anonymous
 one year ago
Best ResponseYou've already chosen the best response.0in fact, none of our kinematic equations we hope to use will work in the case the acceleration is not constant

arindameducationusc
 one year ago
Best ResponseYou've already chosen the best response.0That is only Yumyum did.... Ofcourse it wouldn't work. It should be given in question though....

YumYum247
 one year ago
Best ResponseYou've already chosen the best response.1i wrote down the question as is......

arindameducationusc
 one year ago
Best ResponseYou've already chosen the best response.0@oldrin.bataku What did you say in my question of Big O IO did not understand......

YumYum247
 one year ago
Best ResponseYou've already chosen the best response.1@arindameducationusc let's just postpone for now......

YumYum247
 one year ago
Best ResponseYou've already chosen the best response.1i don't want my master to get his fingers tired XD

YumYum247
 one year ago
Best ResponseYou've already chosen the best response.1Thank you @oldrin.bataku :")

anonymous
 one year ago
Best ResponseYou've already chosen the best response.0@arindameducationusc we say that \(f(x)\in O(g(x))\) if we mean that eventually (i.e. for sufficiently big \(x\)) we have that \(f<Cg\), so the magnitude is bounded above by some constant \(C\) times the magnitude of \(g\)

anonymous
 one year ago
Best ResponseYou've already chosen the best response.0which is why it's called asymptotic  "in the long run"; we're looking at the comparative behavior of the functions for larger and larger \(x\), further and further along the xaxis

YumYum247
 one year ago
Best ResponseYou've already chosen the best response.1hey one last thing, so this is how you get the average velocity if you have the initial and final velocity????? v¯=1/2(vi+vf),

anonymous
 one year ago
Best ResponseYou've already chosen the best response.0if the acceleration is constant, yes, since then the velocity vs time graph is a straight line and that's just the midpoint

arindameducationusc
 one year ago
Best ResponseYou've already chosen the best response.0@oldrin.bataku Nice... but can you explain in terms of graph? By making a graph in rough @oldrin.bataku

arindameducationusc
 one year ago
Best ResponseYou've already chosen the best response.0Okay thanks @oldrin.bataku
Ask your own question
Sign UpFind more explanations on OpenStudy
Your question is ready. Sign up for free to start getting answers.
spraguer
(Moderator)
5
→ View Detailed Profile
is replying to Can someone tell me what button the professor is hitting...
23
 Teamwork 19 Teammate
 Problem Solving 19 Hero
 Engagement 19 Mad Hatter
 You have blocked this person.
 ✔ You're a fan Checking fan status...
Thanks for being so helpful in mathematics.
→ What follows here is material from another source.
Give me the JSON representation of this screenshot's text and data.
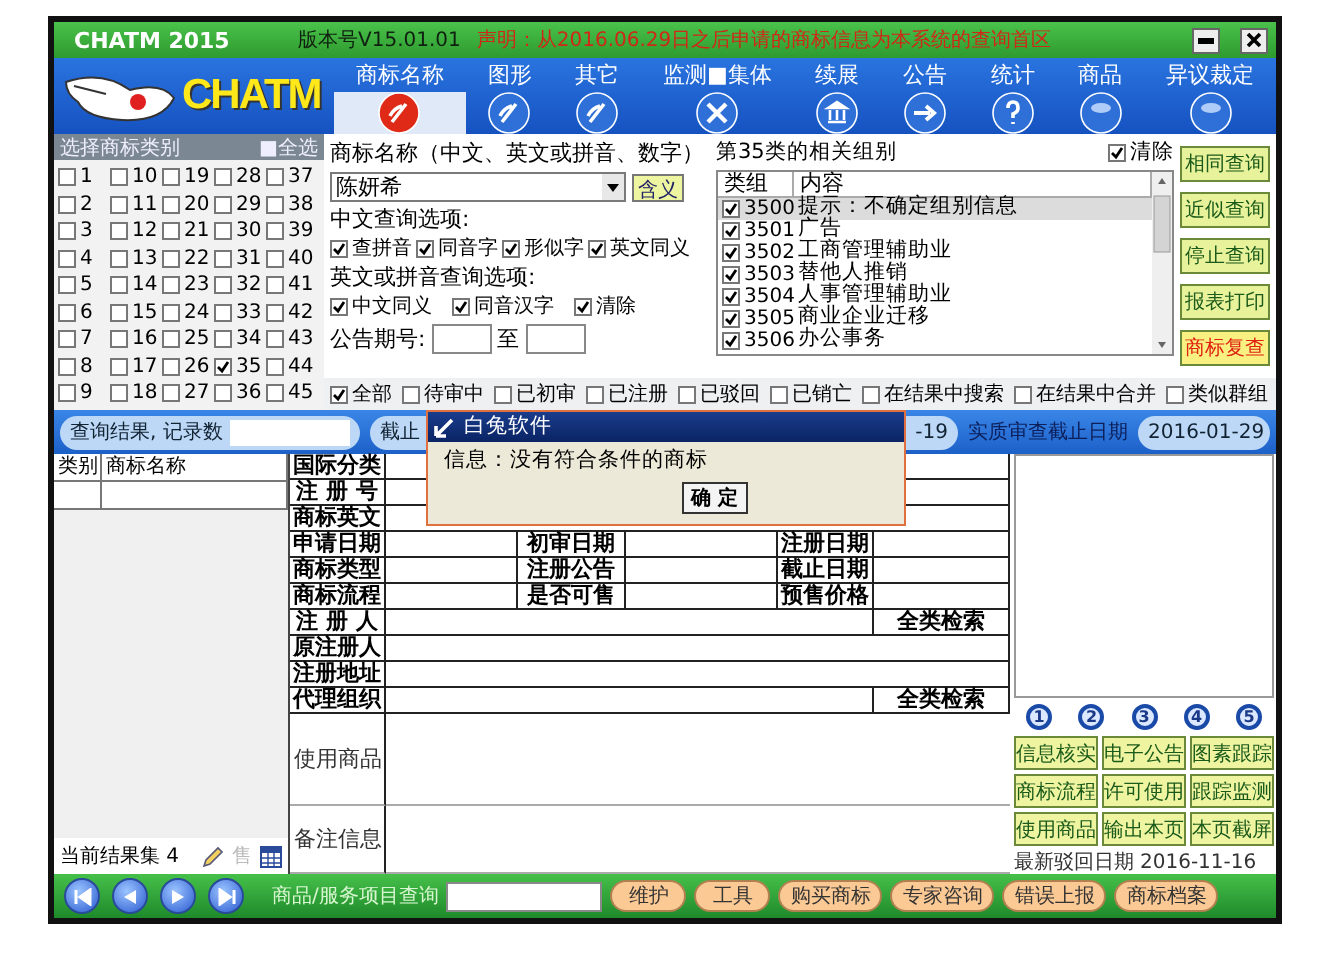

If you are getting quality help, make sure you spread the word about OpenStudy.